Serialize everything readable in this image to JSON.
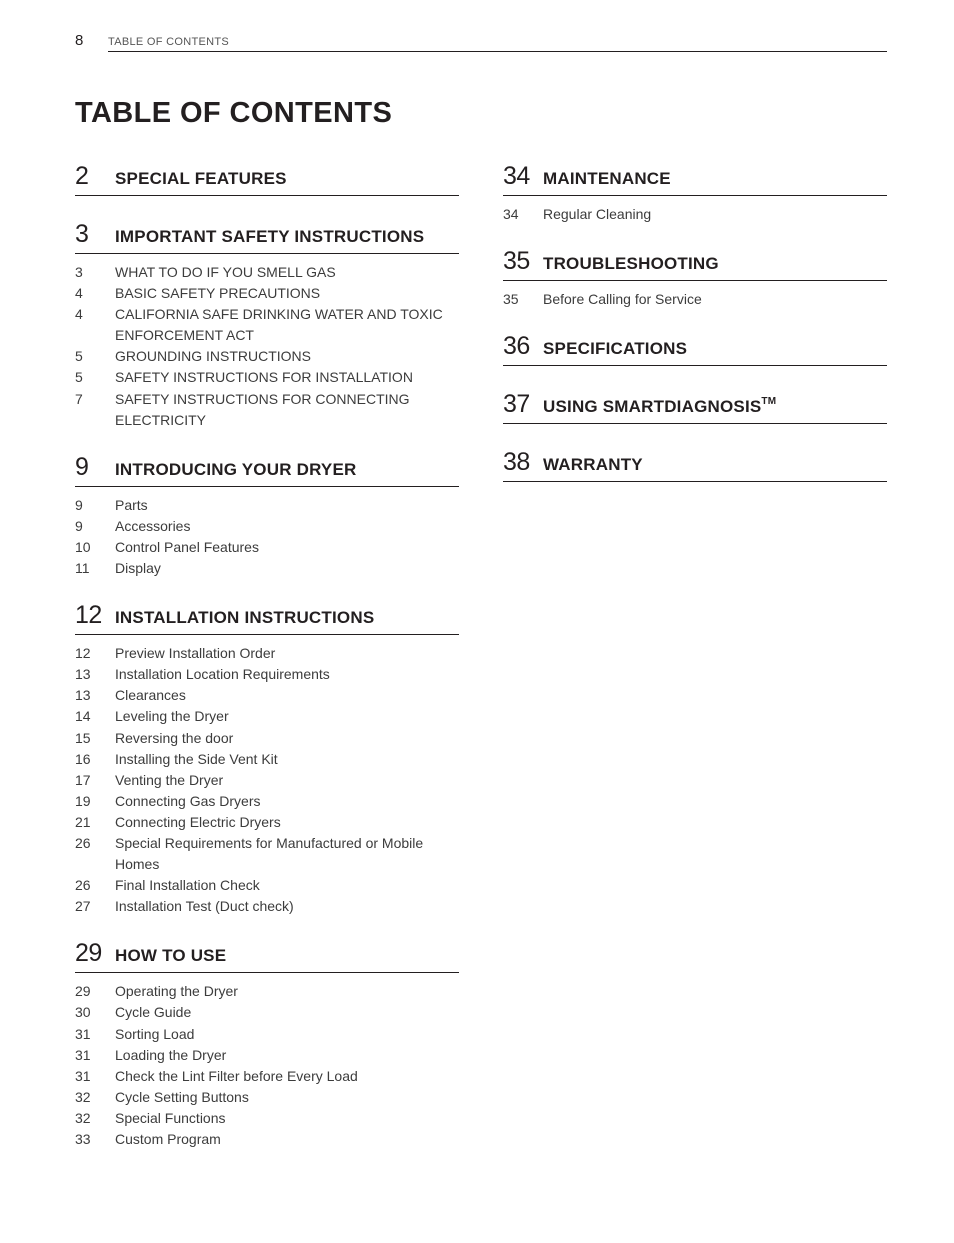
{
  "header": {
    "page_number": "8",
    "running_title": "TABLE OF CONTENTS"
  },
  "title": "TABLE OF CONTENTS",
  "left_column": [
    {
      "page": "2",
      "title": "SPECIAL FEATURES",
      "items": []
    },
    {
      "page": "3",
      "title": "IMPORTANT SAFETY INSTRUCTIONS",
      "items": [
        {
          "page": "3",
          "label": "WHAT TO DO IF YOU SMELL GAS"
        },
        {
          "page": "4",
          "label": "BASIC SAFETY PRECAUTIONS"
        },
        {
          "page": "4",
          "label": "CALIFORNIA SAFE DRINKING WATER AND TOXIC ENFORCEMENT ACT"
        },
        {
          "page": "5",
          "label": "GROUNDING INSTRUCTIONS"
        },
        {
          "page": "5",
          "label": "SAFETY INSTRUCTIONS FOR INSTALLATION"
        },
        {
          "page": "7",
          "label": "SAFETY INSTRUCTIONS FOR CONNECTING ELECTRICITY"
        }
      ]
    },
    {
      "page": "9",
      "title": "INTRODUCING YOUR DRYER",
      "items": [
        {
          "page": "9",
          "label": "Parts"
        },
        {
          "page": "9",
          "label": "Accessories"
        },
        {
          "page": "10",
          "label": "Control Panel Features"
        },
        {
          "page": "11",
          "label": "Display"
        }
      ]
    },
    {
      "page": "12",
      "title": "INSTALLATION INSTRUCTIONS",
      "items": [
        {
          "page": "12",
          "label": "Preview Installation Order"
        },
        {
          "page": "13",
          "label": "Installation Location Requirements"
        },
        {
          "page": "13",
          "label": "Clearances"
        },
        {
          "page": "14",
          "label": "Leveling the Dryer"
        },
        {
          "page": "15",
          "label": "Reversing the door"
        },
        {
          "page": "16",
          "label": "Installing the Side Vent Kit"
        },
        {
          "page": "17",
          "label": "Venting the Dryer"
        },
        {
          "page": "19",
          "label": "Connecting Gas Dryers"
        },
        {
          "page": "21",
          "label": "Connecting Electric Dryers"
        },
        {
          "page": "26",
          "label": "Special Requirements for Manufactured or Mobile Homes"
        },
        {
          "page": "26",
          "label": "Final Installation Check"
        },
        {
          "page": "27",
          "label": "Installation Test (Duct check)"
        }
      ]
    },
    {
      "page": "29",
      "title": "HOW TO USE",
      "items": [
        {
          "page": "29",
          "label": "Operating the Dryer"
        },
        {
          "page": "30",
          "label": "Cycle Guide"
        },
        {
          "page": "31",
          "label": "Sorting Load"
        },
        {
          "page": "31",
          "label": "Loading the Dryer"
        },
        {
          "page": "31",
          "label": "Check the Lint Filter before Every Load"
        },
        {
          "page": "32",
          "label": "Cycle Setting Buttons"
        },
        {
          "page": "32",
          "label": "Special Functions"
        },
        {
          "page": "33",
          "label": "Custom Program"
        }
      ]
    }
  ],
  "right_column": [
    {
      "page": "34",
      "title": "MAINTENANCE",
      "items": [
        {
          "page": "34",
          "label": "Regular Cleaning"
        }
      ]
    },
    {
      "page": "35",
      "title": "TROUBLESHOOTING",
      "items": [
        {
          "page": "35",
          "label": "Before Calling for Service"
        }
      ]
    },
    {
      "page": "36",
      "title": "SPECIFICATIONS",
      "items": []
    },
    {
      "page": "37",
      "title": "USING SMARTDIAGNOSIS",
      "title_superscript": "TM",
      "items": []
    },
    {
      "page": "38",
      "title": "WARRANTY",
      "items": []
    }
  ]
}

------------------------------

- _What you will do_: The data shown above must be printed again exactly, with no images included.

- _Result below_:
Serialize everything readable in this image to JSON.
{
  "header": {
    "page_number": "8",
    "running_title": "TABLE OF CONTENTS"
  },
  "title": "TABLE OF CONTENTS",
  "left_column": [
    {
      "page": "2",
      "title": "SPECIAL FEATURES",
      "items": []
    },
    {
      "page": "3",
      "title": "IMPORTANT SAFETY INSTRUCTIONS",
      "items": [
        {
          "page": "3",
          "label": "WHAT TO DO IF YOU SMELL GAS"
        },
        {
          "page": "4",
          "label": "BASIC SAFETY PRECAUTIONS"
        },
        {
          "page": "4",
          "label": "CALIFORNIA SAFE DRINKING WATER AND TOXIC ENFORCEMENT ACT"
        },
        {
          "page": "5",
          "label": "GROUNDING INSTRUCTIONS"
        },
        {
          "page": "5",
          "label": "SAFETY INSTRUCTIONS FOR INSTALLATION"
        },
        {
          "page": "7",
          "label": "SAFETY INSTRUCTIONS FOR CONNECTING ELECTRICITY"
        }
      ]
    },
    {
      "page": "9",
      "title": "INTRODUCING YOUR DRYER",
      "items": [
        {
          "page": "9",
          "label": "Parts"
        },
        {
          "page": "9",
          "label": "Accessories"
        },
        {
          "page": "10",
          "label": "Control Panel Features"
        },
        {
          "page": "11",
          "label": "Display"
        }
      ]
    },
    {
      "page": "12",
      "title": "INSTALLATION INSTRUCTIONS",
      "items": [
        {
          "page": "12",
          "label": "Preview Installation Order"
        },
        {
          "page": "13",
          "label": "Installation Location Requirements"
        },
        {
          "page": "13",
          "label": "Clearances"
        },
        {
          "page": "14",
          "label": "Leveling the Dryer"
        },
        {
          "page": "15",
          "label": "Reversing the door"
        },
        {
          "page": "16",
          "label": "Installing the Side Vent Kit"
        },
        {
          "page": "17",
          "label": "Venting the Dryer"
        },
        {
          "page": "19",
          "label": "Connecting Gas Dryers"
        },
        {
          "page": "21",
          "label": "Connecting Electric Dryers"
        },
        {
          "page": "26",
          "label": "Special Requirements for Manufactured or Mobile Homes"
        },
        {
          "page": "26",
          "label": "Final Installation Check"
        },
        {
          "page": "27",
          "label": "Installation Test (Duct check)"
        }
      ]
    },
    {
      "page": "29",
      "title": "HOW TO USE",
      "items": [
        {
          "page": "29",
          "label": "Operating the Dryer"
        },
        {
          "page": "30",
          "label": "Cycle Guide"
        },
        {
          "page": "31",
          "label": "Sorting Load"
        },
        {
          "page": "31",
          "label": "Loading the Dryer"
        },
        {
          "page": "31",
          "label": "Check the Lint Filter before Every Load"
        },
        {
          "page": "32",
          "label": "Cycle Setting Buttons"
        },
        {
          "page": "32",
          "label": "Special Functions"
        },
        {
          "page": "33",
          "label": "Custom Program"
        }
      ]
    }
  ],
  "right_column": [
    {
      "page": "34",
      "title": "MAINTENANCE",
      "items": [
        {
          "page": "34",
          "label": "Regular Cleaning"
        }
      ]
    },
    {
      "page": "35",
      "title": "TROUBLESHOOTING",
      "items": [
        {
          "page": "35",
          "label": "Before Calling for Service"
        }
      ]
    },
    {
      "page": "36",
      "title": "SPECIFICATIONS",
      "items": []
    },
    {
      "page": "37",
      "title": "USING SMARTDIAGNOSIS",
      "title_superscript": "TM",
      "items": []
    },
    {
      "page": "38",
      "title": "WARRANTY",
      "items": []
    }
  ]
}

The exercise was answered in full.